Butler Advances and the Contraband Problem
Meanwhile, Union General Benjamin Butler and several regiments set out by boat for Newport News, eight miles away from their base at Fortress Monroe (near Norfolk, Virginia). Butler wished to extend his camp and to place heavy artillery along the banks to command the mouth of the James River. The force landed there and set up camp without any opposition aside from the Rebel battery at Sewell’s Point, which fired one shot at the troops.
Butler originally wished for more land because he wanted more troops and now that he had more land, he again requested more troops.
The General also had the “contraband” question still on his mind. “The inhabitants of Virginia are using their negroes in the batteries,” wrote Butler. Since he had arrived, escaped slaves had come to the fort seeking asylum. Originally, he wished to use the escaped slaves as paid labor, but more recently, they had been coming with their families. He was completely unsure of what to do and was again asking for direction in this matter.
Butler argued that without these slaves, the Rebels could not wage any type of war. Therefore, since they were viewed as property, they could be confiscated as contraband (which amounted to freeing the slaves).5
Taney Snubbed by Cadwalader
Chief Justice Taney had called Union General Cadwalader to appear before his court in Baltimore concerning John Merryman, who had been arrested on the 25th for treasonous acts. Because Lincoln had suspended the writ of Habeas Corpus, Merryman was being held without charges. Taney wished to challenge that and ordered Cadwalader to bring Merryman so he could be lawfully charged.
Cadwalader, however, refused to show up, sending an aide-de-camp in his stead. Merryman remained behind bars at Fort McHenry.
Taney was unhappy at being thwarted and ordered that Cadwalader was in contempt in refusing to appear before the court with Merryman. He again ordered both to appear before him the following day.6
Lincoln Calls Shenanigans on Missouri
In Washington, Lincoln caught wind of the Price-Harney Truce calling for a seize fire between Unionists and Secessionists in Missouri. He wrote to Harney that even though there was a “pledge of the State authorities to cooperate in preserving peace in Missouri, loyal citizens in great numbers continue to be driven from their homes.”
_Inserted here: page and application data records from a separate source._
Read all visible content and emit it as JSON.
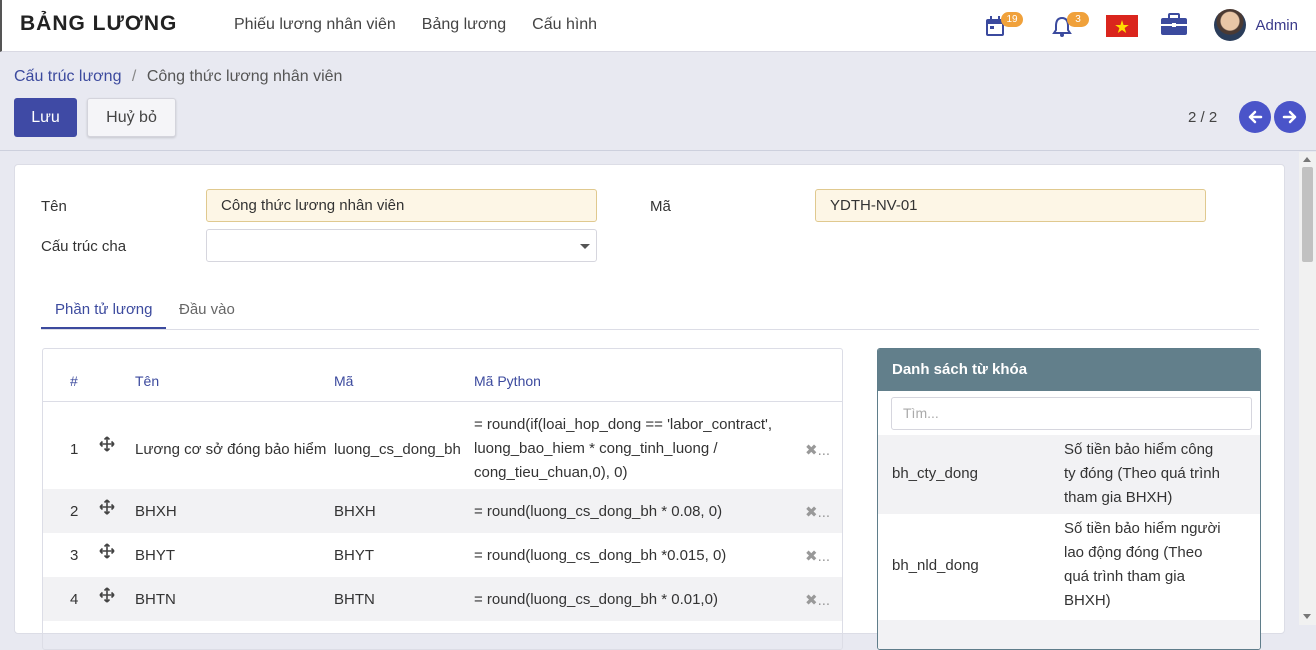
{
  "app": {
    "title": "BẢNG LƯƠNG"
  },
  "nav": {
    "items": [
      "Phiếu lương nhân viên",
      "Bảng lương",
      "Cấu hình"
    ],
    "calendar_badge": "19",
    "notification_badge": "3",
    "user_name": "Admin"
  },
  "breadcrumb": {
    "parent": "Cấu trúc lương",
    "separator": "/",
    "current": "Công thức lương nhân viên"
  },
  "buttons": {
    "save": "Lưu",
    "discard": "Huỷ bỏ"
  },
  "pager": {
    "value": "2 / 2"
  },
  "form": {
    "name_label": "Tên",
    "name_value": "Công thức lương nhân viên",
    "code_label": "Mã",
    "code_value": "YDTH-NV-01",
    "parent_label": "Cấu trúc cha",
    "parent_value": ""
  },
  "tabs": [
    "Phần tử lương",
    "Đầu vào"
  ],
  "table": {
    "headers": {
      "num": "#",
      "name": "Tên",
      "code": "Mã",
      "python": "Mã Python"
    },
    "rows": [
      {
        "num": "1",
        "name": "Lương cơ sở đóng bảo hiểm",
        "code": "luong_cs_dong_bh",
        "python": [
          "= round(if(loai_hop_dong == 'labor_contract',",
          "luong_bao_hiem * cong_tinh_luong /",
          "cong_tieu_chuan,0), 0)"
        ]
      },
      {
        "num": "2",
        "name": "BHXH",
        "code": "BHXH",
        "python": [
          "= round(luong_cs_dong_bh * 0.08, 0)"
        ]
      },
      {
        "num": "3",
        "name": "BHYT",
        "code": "BHYT",
        "python": [
          "= round(luong_cs_dong_bh *0.015, 0)"
        ]
      },
      {
        "num": "4",
        "name": "BHTN",
        "code": "BHTN",
        "python": [
          "= round(luong_cs_dong_bh * 0.01,0)"
        ]
      }
    ],
    "delete_glyph": "✖..."
  },
  "keywords": {
    "title": "Danh sách từ khóa",
    "search_placeholder": "Tìm...",
    "items": [
      {
        "key": "bh_cty_dong",
        "desc": [
          "Số tiền bảo hiểm công",
          "ty đóng (Theo quá trình",
          "tham gia BHXH)"
        ]
      },
      {
        "key": "bh_nld_dong",
        "desc": [
          "Số tiền bảo hiểm người",
          "lao động đóng (Theo",
          "quá trình tham gia",
          "BHXH)"
        ]
      }
    ]
  },
  "colors": {
    "primary": "#3f4aa5",
    "badge": "#f0a13b",
    "panel_header": "#627f8b",
    "required_field": "#fdf6e6"
  }
}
It was Harney’s duty, said Lincoln, to put a stop to them “summarily by the force under your command.” Though many of the State troops and politicians of Missouri had sworn an oath to the Union, it was “not to be relied upon,” as they had “already falsified their professions too often, and are too far committed to secession to be entitled to your confidence.”
Lincoln closed the letter with an order: “The authority of the United States is paramount, and whenever it is apparent that a movement, whether by color of State authority or not, is hostile, you will not hesitate to put it down.”
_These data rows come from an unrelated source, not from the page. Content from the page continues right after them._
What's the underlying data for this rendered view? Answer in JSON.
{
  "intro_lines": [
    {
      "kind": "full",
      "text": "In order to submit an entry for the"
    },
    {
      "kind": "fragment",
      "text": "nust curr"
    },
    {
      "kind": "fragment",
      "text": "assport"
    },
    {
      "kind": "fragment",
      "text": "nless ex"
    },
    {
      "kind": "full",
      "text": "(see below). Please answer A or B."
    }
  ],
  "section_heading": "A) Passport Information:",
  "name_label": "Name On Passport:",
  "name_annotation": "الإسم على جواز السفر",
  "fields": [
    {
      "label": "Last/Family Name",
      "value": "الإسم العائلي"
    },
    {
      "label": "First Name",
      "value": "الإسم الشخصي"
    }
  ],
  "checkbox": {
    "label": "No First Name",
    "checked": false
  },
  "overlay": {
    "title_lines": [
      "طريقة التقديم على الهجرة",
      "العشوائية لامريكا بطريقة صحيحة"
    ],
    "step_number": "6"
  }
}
As far as the President was concerned, there was no truce.7
- “A Day at the Races; The First Virginia (U.S.) Infantry at the Battle of Philippi” by Mark E. Bell from the collection: Civil War; The Early Battles, Savas Publishing Company, 1997. [↩]
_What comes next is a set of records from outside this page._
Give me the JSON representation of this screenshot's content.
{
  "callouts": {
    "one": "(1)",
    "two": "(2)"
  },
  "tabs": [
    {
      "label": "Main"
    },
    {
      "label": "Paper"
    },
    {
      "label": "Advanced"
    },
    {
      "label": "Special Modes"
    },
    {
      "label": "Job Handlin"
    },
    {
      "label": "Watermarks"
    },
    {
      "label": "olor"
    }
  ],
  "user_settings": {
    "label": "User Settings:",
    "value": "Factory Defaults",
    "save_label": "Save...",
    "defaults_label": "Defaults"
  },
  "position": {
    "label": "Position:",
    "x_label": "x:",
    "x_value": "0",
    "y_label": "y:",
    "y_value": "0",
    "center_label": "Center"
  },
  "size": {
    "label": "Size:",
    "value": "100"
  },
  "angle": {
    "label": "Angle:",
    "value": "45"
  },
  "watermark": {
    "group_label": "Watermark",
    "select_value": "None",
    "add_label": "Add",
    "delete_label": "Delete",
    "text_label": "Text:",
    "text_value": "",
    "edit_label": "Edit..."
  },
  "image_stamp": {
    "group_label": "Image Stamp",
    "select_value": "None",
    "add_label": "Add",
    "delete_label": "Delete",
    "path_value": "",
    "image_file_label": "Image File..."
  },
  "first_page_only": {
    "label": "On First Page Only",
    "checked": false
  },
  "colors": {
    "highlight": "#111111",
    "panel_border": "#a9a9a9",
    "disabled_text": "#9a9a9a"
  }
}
- Rebels at the Gate by W. Hunter Lesser. [↩]
- Official Records, Series 1, Vol. 2, p51-52. [↩]
- I’ve not come across anything to tell me exactly where Steedman’s men were at this point. Actually, nothing much is said of them by McClellan other than that they were delayed by the bridges. They would not reach Clarksburg until the 30th. [↩]
- Official Records, Series 1, Vol. 2, p52-53. [↩]
- American State Trials: Volume 9 edited by John Davison Lawson, Thomas Law Books, 1918. [↩]
- Letter from Lorenzo Thomas to William S. Harney, Washington, D. C., May 27, 1861. It was believed that Lincoln wrote the letter and Thomas signed it, though no original copy was ever found. Either way, these were Lincoln’s orders. [↩]